When you move your child’s backpack after he or she drops it at the door, does it feel like it contains 40 pounds of rocks? Maybe you’ve noticed your child struggling to put it on, bending forward while carrying it, or complaining of tingling or numbness. If you’ve been concerned about the effects that extra weight might have on your child’s still-growing body, your instincts are correct. Backpacks that are too heavy can cause a lot of problems for kids, like back and shoulder pain, and poor posture. Did you know that according to the Consumer Product Safety Commission, injuries from heavy backpacks result in more than 7,000 emergency room visits per year. Sprains, strains, and “overuse” injuries were among the top complaints.
When selecting a backpack, look for:
- An ergonomic design
- The correct size: never wider or longer than your child’s torso and never hanging more than 4 inches below the waist
- Padded back and shoulder straps
- Hip and chest belts to help transfer some of the weight to the hips and torso
- Multiple compartments to better distribute the weight
- Compression straps on the sides or bottom to stabilize the contents
- Reflective material
Backpack Safety Tips:
- Your backpack should weigh only 15% – 20% of your total weight
- Use both shoulder straps to keep the weight of the backpack better distributed
- Tighten the straps to keep the load closer to the back
- Organize items and pack heavier things low and towards the center
- Remove items if the backpack is too heavy and only carry items necessary for the day
- Lift properly by bending at the knees when picking up a backpack
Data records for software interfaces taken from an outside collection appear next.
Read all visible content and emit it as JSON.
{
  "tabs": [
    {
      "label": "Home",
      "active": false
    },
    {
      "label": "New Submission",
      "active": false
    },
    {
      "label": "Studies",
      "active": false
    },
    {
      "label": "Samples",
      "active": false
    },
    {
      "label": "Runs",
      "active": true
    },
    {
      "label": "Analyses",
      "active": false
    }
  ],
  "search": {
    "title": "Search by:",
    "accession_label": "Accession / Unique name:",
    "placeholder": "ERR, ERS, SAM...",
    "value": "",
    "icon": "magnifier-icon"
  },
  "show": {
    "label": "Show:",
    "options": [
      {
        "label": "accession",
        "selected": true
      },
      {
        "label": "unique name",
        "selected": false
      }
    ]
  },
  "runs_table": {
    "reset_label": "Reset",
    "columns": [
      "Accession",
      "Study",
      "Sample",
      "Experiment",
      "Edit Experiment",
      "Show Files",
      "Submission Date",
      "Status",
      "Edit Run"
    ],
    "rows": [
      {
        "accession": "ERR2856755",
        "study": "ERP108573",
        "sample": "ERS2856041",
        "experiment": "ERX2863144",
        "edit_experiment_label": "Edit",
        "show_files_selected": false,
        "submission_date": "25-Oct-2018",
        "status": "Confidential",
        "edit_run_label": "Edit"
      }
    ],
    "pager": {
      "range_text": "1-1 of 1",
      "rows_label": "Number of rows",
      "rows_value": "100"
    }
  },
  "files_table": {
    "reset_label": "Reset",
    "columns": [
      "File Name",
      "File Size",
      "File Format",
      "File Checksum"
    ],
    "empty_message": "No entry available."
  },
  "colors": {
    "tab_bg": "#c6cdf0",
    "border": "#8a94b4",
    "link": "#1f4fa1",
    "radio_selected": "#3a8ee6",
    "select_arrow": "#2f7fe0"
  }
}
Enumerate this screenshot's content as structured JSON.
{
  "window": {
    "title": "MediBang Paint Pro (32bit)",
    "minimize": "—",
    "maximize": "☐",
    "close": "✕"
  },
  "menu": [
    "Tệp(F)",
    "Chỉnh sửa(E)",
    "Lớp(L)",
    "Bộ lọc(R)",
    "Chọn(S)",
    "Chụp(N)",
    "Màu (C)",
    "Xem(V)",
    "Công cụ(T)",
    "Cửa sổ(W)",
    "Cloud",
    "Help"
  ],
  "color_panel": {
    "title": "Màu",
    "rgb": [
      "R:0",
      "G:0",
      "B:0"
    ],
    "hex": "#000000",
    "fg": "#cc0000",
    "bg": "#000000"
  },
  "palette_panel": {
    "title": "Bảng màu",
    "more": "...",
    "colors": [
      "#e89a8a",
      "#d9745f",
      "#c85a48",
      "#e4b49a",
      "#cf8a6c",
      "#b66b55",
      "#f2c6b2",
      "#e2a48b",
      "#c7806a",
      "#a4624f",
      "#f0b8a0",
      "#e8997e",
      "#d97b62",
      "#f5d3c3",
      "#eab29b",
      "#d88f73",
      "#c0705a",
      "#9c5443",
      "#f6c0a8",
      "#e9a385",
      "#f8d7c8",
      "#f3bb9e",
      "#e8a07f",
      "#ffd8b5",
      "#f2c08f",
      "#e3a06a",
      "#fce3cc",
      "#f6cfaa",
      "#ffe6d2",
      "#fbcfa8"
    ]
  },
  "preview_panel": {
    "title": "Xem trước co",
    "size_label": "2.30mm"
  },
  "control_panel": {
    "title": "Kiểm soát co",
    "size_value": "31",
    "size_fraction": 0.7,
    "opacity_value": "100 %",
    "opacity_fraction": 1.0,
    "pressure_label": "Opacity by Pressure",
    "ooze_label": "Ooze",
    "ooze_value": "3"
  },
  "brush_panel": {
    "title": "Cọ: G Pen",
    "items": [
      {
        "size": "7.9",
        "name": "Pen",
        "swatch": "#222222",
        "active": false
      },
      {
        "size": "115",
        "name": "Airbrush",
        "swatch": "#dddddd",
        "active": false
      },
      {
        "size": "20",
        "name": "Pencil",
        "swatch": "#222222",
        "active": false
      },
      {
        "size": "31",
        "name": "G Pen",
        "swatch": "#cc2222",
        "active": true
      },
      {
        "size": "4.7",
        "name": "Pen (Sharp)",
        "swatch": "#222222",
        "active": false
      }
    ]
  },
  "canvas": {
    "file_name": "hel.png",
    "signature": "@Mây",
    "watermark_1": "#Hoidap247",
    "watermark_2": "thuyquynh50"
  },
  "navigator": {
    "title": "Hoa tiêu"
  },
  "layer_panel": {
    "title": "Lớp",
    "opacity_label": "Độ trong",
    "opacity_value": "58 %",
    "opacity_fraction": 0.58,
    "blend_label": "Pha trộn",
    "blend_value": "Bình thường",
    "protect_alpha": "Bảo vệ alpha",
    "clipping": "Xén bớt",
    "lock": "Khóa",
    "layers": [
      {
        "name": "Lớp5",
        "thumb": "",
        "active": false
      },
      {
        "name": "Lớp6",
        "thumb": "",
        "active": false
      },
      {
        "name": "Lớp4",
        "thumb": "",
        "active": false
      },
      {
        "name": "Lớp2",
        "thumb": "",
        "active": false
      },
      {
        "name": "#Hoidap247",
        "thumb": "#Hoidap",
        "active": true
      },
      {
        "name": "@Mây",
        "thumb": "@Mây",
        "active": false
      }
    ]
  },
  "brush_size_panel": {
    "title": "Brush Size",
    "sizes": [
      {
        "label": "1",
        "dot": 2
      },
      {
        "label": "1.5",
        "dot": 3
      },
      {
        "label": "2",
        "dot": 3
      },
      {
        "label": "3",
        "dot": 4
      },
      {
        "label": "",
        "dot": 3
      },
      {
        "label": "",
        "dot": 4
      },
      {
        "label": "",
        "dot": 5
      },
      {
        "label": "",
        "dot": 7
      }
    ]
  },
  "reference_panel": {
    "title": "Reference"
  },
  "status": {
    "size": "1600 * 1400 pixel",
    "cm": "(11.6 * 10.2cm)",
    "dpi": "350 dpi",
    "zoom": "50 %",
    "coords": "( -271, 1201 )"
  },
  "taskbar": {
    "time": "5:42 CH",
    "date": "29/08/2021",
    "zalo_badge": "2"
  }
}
Remember: A roomy backpack may seem like a good idea, but the more space there is to fill, the more likely your child will fill it. Make sure your child uses both straps when carrying the backpack. Using one strap shifts the weight to one side and causes muscle pain and posture problems.
Help your child determine what is absolutely necessary to carry. If it’s not essential, leave it at home.